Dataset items

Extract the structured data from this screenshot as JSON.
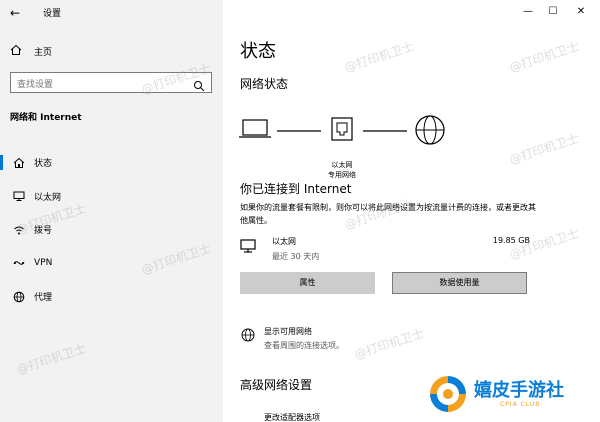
{
  "window": {
    "title": "设置",
    "back_glyph": "←",
    "minimize_glyph": "—",
    "maximize_glyph": "☐",
    "close_glyph": "✕"
  },
  "sidebar": {
    "home_label": "主页",
    "search_placeholder": "查找设置",
    "section_title": "网络和 Internet",
    "items": [
      {
        "label": "状态",
        "icon": "home-network-icon",
        "active": true
      },
      {
        "label": "以太网",
        "icon": "ethernet-monitor-icon",
        "active": false
      },
      {
        "label": "拨号",
        "icon": "dialup-icon",
        "active": false
      },
      {
        "label": "VPN",
        "icon": "vpn-icon",
        "active": false
      },
      {
        "label": "代理",
        "icon": "globe-icon",
        "active": false
      }
    ]
  },
  "main": {
    "page_title": "状态",
    "network_status_heading": "网络状态",
    "diagram_caption_line1": "以太网",
    "diagram_caption_line2": "专用网络",
    "connected_title": "你已连接到 Internet",
    "connected_desc": "如果你的流量套餐有限制，则你可以将此网络设置为按流量计费的连接，或者更改其他属性。",
    "ethernet": {
      "name": "以太网",
      "period": "最近 30 天内",
      "usage": "19.85 GB"
    },
    "buttons": {
      "properties": "属性",
      "data_usage": "数据使用量"
    },
    "available_networks": {
      "title": "显示可用网络",
      "desc": "查看周围的连接选项。"
    },
    "advanced_heading": "高级网络设置",
    "advanced_partial": "更改适配器选项"
  },
  "watermark_text": "@打印机卫士",
  "logo": {
    "brand": "嬉皮手游社",
    "sub": "CPIA CLUB"
  },
  "colors": {
    "accent": "#0078d7",
    "sidebar_bg": "#f2f2f2",
    "button_bg": "#cccccc",
    "logo_blue": "#0b7fd8",
    "logo_orange": "#f2a01e"
  }
}
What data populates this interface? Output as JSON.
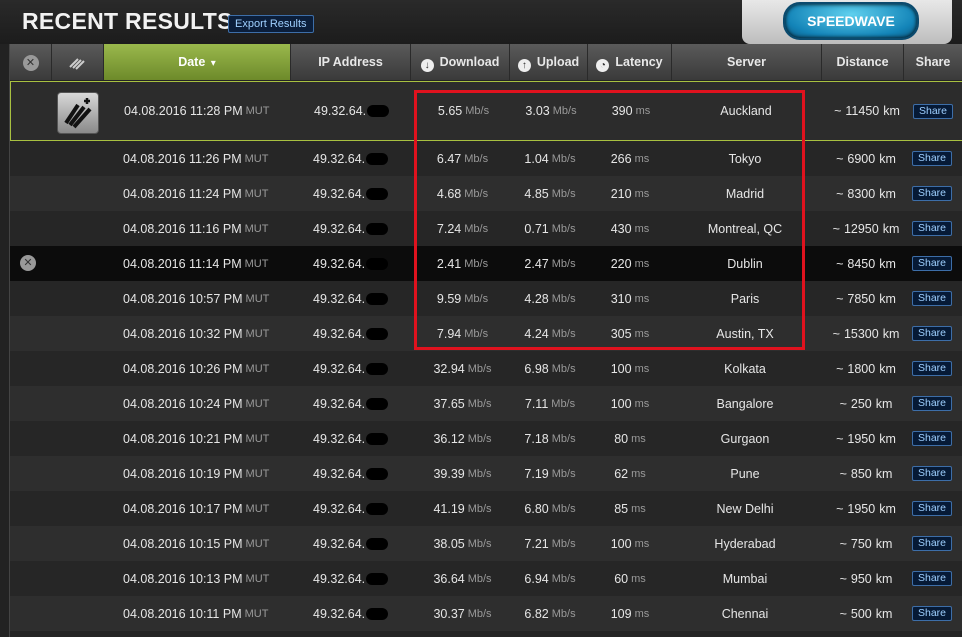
{
  "page": {
    "title": "RECENT RESULTS",
    "export_label": "Export Results",
    "speedwave_label": "SPEEDWAVE"
  },
  "header": {
    "close_glyph": "✕",
    "date": "Date",
    "sort_glyph": "▾",
    "ip": "IP Address",
    "download": "Download",
    "upload": "Upload",
    "latency": "Latency",
    "server": "Server",
    "distance": "Distance",
    "share": "Share"
  },
  "row_close_glyph": "✕",
  "units": {
    "speed": "Mb/s",
    "latency": "ms",
    "timezone": "MUT",
    "distance_prefix": "~",
    "distance_unit": "km"
  },
  "rows": [
    {
      "date": "04.08.2016 11:28 PM",
      "ip": "49.32.64.",
      "dl": "5.65",
      "ul": "3.03",
      "lat": "390",
      "server": "Auckland",
      "dist": "11450",
      "share": "Share"
    },
    {
      "date": "04.08.2016 11:26 PM",
      "ip": "49.32.64.",
      "dl": "6.47",
      "ul": "1.04",
      "lat": "266",
      "server": "Tokyo",
      "dist": "6900",
      "share": "Share"
    },
    {
      "date": "04.08.2016 11:24 PM",
      "ip": "49.32.64.",
      "dl": "4.68",
      "ul": "4.85",
      "lat": "210",
      "server": "Madrid",
      "dist": "8300",
      "share": "Share"
    },
    {
      "date": "04.08.2016 11:16 PM",
      "ip": "49.32.64.",
      "dl": "7.24",
      "ul": "0.71",
      "lat": "430",
      "server": "Montreal, QC",
      "dist": "12950",
      "share": "Share"
    },
    {
      "date": "04.08.2016 11:14 PM",
      "ip": "49.32.64.",
      "dl": "2.41",
      "ul": "2.47",
      "lat": "220",
      "server": "Dublin",
      "dist": "8450",
      "share": "Share"
    },
    {
      "date": "04.08.2016 10:57 PM",
      "ip": "49.32.64.",
      "dl": "9.59",
      "ul": "4.28",
      "lat": "310",
      "server": "Paris",
      "dist": "7850",
      "share": "Share"
    },
    {
      "date": "04.08.2016 10:32 PM",
      "ip": "49.32.64.",
      "dl": "7.94",
      "ul": "4.24",
      "lat": "305",
      "server": "Austin, TX",
      "dist": "15300",
      "share": "Share"
    },
    {
      "date": "04.08.2016 10:26 PM",
      "ip": "49.32.64.",
      "dl": "32.94",
      "ul": "6.98",
      "lat": "100",
      "server": "Kolkata",
      "dist": "1800",
      "share": "Share"
    },
    {
      "date": "04.08.2016 10:24 PM",
      "ip": "49.32.64.",
      "dl": "37.65",
      "ul": "7.11",
      "lat": "100",
      "server": "Bangalore",
      "dist": "250",
      "share": "Share"
    },
    {
      "date": "04.08.2016 10:21 PM",
      "ip": "49.32.64.",
      "dl": "36.12",
      "ul": "7.18",
      "lat": "80",
      "server": "Gurgaon",
      "dist": "1950",
      "share": "Share"
    },
    {
      "date": "04.08.2016 10:19 PM",
      "ip": "49.32.64.",
      "dl": "39.39",
      "ul": "7.19",
      "lat": "62",
      "server": "Pune",
      "dist": "850",
      "share": "Share"
    },
    {
      "date": "04.08.2016 10:17 PM",
      "ip": "49.32.64.",
      "dl": "41.19",
      "ul": "6.80",
      "lat": "85",
      "server": "New Delhi",
      "dist": "1950",
      "share": "Share"
    },
    {
      "date": "04.08.2016 10:15 PM",
      "ip": "49.32.64.",
      "dl": "38.05",
      "ul": "7.21",
      "lat": "100",
      "server": "Hyderabad",
      "dist": "750",
      "share": "Share"
    },
    {
      "date": "04.08.2016 10:13 PM",
      "ip": "49.32.64.",
      "dl": "36.64",
      "ul": "6.94",
      "lat": "60",
      "server": "Mumbai",
      "dist": "950",
      "share": "Share"
    },
    {
      "date": "04.08.2016 10:11 PM",
      "ip": "49.32.64.",
      "dl": "30.37",
      "ul": "6.82",
      "lat": "109",
      "server": "Chennai",
      "dist": "500",
      "share": "Share"
    }
  ],
  "colors": {
    "accent_green": "#9ab84c",
    "highlight_red": "#e0121e",
    "share_blue": "#9fd0ff"
  }
}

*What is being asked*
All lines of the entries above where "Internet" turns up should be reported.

*The answer*
    "section_title": "网络和 Internet",
    "connected_title": "你已连接到 Internet",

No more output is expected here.